Employees must receive health benefits summary & glossary

March 13, 2012

Employees can’t be wise consumers of health care services if they don’t understand their group health plans.

Final regulations for implementing the Affordable Care Act health care reform law fill this informational gap by requiring all group health plans (including grandfathered plans, self-insured plans and plans not covered by the Employee Retirement Income Security Act) to provide employees and beneficiaries with a summary of benefits and coverage (SBC) and a uniform glossary that defines basic health benefit terms.

The final regs become effective April 16, 2012, and apply to open enrollment periods that begin on or after Sept. 23, 2012. For newly covered em­­ployees and special enrollees, the regs apply to disclosures beginning on the first day of the first plan year that begins on or after Sept. 23, 2012. (77 F.R. 8668, 2-14-12)

Who gets what, when. SBCs provide group plans and employees and beneficiaries with standard information. However, SBCs don’t need to be prepared for excepted benefits—stand-alone dental or vision plans or health flexible spending accounts that cover excepted benefits.

Group health insurers provide SBCs to plans and sponsors when they apply for coverage and when coverage is renewed. Plans must receive SBCs as soon as practicable, but no later than seven business days after applying for coverage. Updated SBCs must be provided when the information in them changes before the first day of coverage.

For automatic renewals of coverage, plans must receive SBCs within 30 days before the start of the new plan year. At the outset, employees must be provided SBCs for every benefit package in which they are eligible to enroll.

To avoid duplication, insurers and plans may agree on the entity that will provide enrollees with SBCs.

With the exception of special enrollees, who must receive SBCs when they receive their summary plan de­­scriptions (SPDs), employees must receive their SBCs:

•    Along with written enrollment applications and if applications aren’t distributed, by the first date employees are eligible to enroll

•    By the first day of coverage, if new SBCs must be issued due to changes before the first day of coverage

•    Along with renewal applications and, if renewal is automatic, SBCs for the option in which employees are enrolled must be provided no later than 30 days before the plan year begins
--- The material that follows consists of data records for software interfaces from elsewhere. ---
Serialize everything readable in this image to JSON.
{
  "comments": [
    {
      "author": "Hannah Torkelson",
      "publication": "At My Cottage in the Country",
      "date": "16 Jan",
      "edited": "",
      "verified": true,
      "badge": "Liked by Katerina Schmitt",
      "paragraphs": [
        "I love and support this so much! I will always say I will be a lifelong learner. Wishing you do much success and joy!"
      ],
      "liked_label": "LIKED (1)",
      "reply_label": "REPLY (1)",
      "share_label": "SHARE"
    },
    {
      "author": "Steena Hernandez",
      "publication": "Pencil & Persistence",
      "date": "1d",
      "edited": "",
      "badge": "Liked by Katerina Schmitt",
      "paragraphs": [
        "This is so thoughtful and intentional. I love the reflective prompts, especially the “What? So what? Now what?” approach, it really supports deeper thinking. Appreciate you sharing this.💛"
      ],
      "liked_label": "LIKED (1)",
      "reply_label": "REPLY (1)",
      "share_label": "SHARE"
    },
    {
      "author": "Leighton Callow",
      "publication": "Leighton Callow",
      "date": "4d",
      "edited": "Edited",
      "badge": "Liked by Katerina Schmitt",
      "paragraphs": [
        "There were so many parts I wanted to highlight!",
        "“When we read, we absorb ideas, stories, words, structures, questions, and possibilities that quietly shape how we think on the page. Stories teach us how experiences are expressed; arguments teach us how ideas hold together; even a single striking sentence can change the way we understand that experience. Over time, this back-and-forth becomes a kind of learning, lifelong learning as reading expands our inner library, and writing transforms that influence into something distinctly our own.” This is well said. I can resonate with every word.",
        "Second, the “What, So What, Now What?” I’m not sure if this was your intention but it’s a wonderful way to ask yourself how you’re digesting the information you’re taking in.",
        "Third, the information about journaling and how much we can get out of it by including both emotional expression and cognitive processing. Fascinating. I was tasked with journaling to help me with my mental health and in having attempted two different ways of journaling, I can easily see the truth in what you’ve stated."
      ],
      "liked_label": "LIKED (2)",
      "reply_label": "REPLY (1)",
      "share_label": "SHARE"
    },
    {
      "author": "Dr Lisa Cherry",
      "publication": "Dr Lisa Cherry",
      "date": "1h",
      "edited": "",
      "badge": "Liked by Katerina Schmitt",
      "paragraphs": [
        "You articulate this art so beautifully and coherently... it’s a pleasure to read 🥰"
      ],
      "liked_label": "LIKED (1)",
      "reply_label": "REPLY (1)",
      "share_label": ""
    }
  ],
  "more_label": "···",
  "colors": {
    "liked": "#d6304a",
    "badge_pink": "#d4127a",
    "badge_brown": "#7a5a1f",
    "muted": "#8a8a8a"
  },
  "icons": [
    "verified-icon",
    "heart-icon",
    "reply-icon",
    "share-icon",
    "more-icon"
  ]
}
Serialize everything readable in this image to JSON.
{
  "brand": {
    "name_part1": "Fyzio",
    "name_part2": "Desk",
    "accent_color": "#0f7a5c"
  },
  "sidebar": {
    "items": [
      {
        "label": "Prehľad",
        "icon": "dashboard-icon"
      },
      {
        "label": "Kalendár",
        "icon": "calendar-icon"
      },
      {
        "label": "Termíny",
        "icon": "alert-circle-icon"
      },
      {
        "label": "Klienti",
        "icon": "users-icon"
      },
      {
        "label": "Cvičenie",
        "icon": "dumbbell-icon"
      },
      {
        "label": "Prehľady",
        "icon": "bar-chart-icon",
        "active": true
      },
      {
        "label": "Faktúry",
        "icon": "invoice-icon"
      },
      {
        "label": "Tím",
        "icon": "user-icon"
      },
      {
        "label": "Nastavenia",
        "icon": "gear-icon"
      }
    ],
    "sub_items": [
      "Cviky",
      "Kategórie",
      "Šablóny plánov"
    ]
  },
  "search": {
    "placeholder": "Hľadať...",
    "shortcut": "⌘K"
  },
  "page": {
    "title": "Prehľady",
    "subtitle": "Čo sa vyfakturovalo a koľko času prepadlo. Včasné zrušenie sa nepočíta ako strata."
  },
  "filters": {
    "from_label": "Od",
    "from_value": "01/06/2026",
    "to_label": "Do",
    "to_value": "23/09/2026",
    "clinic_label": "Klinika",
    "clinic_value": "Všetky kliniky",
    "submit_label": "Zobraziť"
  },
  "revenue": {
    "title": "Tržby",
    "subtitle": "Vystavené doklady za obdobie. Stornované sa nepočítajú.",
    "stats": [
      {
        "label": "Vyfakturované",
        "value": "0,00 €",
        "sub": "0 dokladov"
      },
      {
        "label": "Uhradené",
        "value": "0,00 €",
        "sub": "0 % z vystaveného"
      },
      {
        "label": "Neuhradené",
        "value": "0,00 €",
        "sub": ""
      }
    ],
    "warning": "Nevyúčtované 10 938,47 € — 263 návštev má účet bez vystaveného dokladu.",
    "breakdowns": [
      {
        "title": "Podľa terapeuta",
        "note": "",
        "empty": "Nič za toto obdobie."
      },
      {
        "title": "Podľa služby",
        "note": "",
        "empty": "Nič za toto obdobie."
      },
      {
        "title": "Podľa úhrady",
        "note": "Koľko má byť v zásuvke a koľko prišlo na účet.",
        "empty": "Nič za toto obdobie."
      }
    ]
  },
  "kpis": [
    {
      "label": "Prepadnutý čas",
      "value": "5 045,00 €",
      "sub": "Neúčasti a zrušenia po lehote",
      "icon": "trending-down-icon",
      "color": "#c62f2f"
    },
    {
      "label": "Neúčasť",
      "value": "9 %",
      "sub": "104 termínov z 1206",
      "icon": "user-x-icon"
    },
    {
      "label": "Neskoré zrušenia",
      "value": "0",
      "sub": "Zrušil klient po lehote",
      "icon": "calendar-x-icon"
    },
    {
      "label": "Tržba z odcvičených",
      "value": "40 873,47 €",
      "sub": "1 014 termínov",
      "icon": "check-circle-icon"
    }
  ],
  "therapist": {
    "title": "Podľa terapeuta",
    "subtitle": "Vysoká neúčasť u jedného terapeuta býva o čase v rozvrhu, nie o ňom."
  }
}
•    60 days before employees’ coverage is materially modified during the plan year

•    Within seven business days after an employee requests one.

SBCs may be provided on paper or electronically through email or an Internet posting if employees routinely access work-related information electronically. The Department of Labor’s (DOL) current rules for electronic delivery apply to enrollees. Employees and beneficiaries who are eligible for coverage but not enrolled may receive electronic SBCs if the electronic format is readily accessible to them.

IMPACT ON ERISA-COVERED PLANS: SBCs don’t replace SPDs, but they may be provided along with SPDs, if the SBC information is intact and prominently displayed at the beginning of those materials (e.g., immediately after the SPD’s table of contents). Plans that supply updated SBCs during the year satisfy their obligation to provide employees with summaries of material modifications.

Content requirements. SBCs must be presented in a uniform format and use terminology understandable by average enrollees. They cannot exceed four double-sided pages and must use a print that’s at least a 12-point font. Overall, there are 12 elements that must be included in SBCs.

Break: The DOL has created templates for SBCs, including a sample completed SBC, instructions for completing SBCs and standard language for some sections. Coverage examples and the uniform glossary are also available.

Point your browser to www.dol.gov/ebsa/ for this information.